## Website and app data records
"""

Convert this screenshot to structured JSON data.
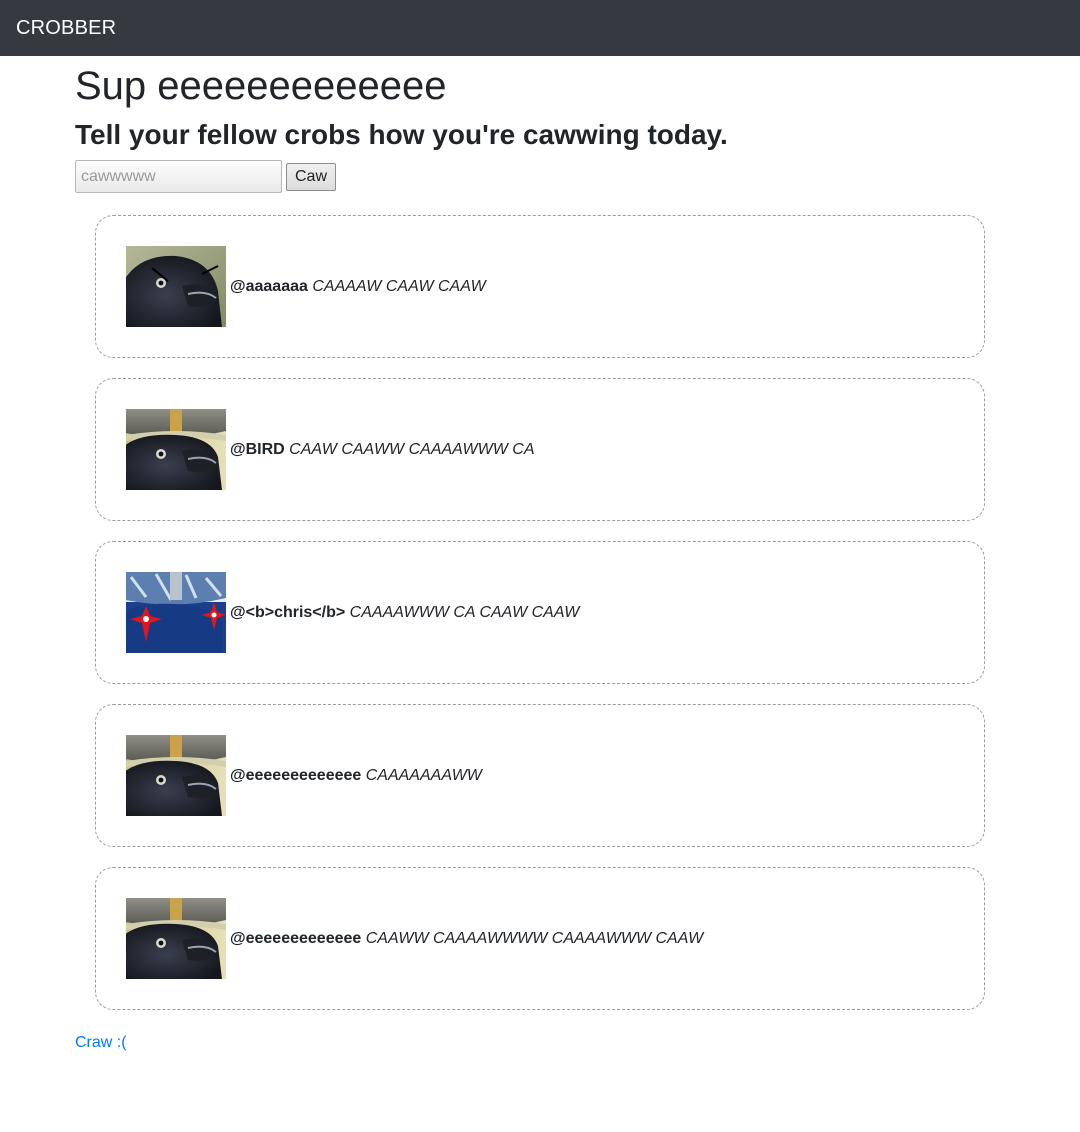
{
  "navbar": {
    "brand": "CROBBER"
  },
  "greeting": "Sup eeeeeeeeeeeee",
  "prompt": "Tell your fellow crobs how you're cawwing today.",
  "compose": {
    "placeholder": "cawwwww",
    "button_label": "Caw"
  },
  "caws": [
    {
      "handle": "@aaaaaaa",
      "message": "CAAAAW CAAW CAAW",
      "avatar": "angry-crow-avatar"
    },
    {
      "handle": "@BIRD",
      "message": "CAAW CAAWW CAAAAWWW CA",
      "avatar": "viking-crow-avatar"
    },
    {
      "handle": "@<b>chris</b>",
      "message": "CAAAAWWW CA CAAW CAAW",
      "avatar": "deepfried-crow-avatar"
    },
    {
      "handle": "@eeeeeeeeeeeee",
      "message": "CAAAAAAAWW",
      "avatar": "viking-crow-avatar"
    },
    {
      "handle": "@eeeeeeeeeeeee",
      "message": "CAAWW CAAAAWWWW CAAAAWWW CAAW",
      "avatar": "viking-crow-avatar"
    }
  ],
  "logout_link": "Craw :("
}
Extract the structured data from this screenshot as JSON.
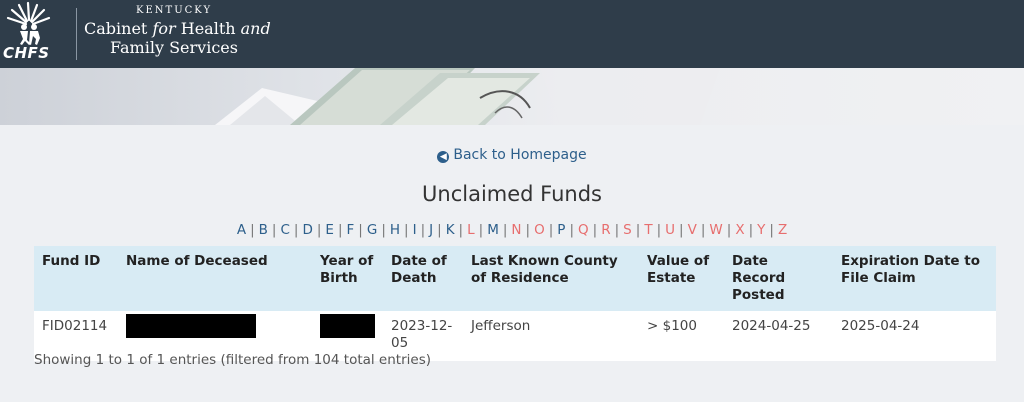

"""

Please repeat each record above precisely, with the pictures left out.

## Answer
Convert this screenshot to structured JSON data.
{
  "navbar": {
    "brand": "CROBBER"
  },
  "greeting": "Sup eeeeeeeeeeeee",
  "prompt": "Tell your fellow crobs how you're cawwing today.",
  "compose": {
    "placeholder": "cawwwww",
    "button_label": "Caw"
  },
  "caws": [
    {
      "handle": "@aaaaaaa",
      "message": "CAAAAW CAAW CAAW",
      "avatar": "angry-crow-avatar"
    },
    {
      "handle": "@BIRD",
      "message": "CAAW CAAWW CAAAAWWW CA",
      "avatar": "viking-crow-avatar"
    },
    {
      "handle": "@<b>chris</b>",
      "message": "CAAAAWWW CA CAAW CAAW",
      "avatar": "deepfried-crow-avatar"
    },
    {
      "handle": "@eeeeeeeeeeeee",
      "message": "CAAAAAAAWW",
      "avatar": "viking-crow-avatar"
    },
    {
      "handle": "@eeeeeeeeeeeee",
      "message": "CAAWW CAAAAWWWW CAAAAWWW CAAW",
      "avatar": "viking-crow-avatar"
    }
  ],
  "logout_link": "Craw :("
}
Extract the structured data from this screenshot as JSON.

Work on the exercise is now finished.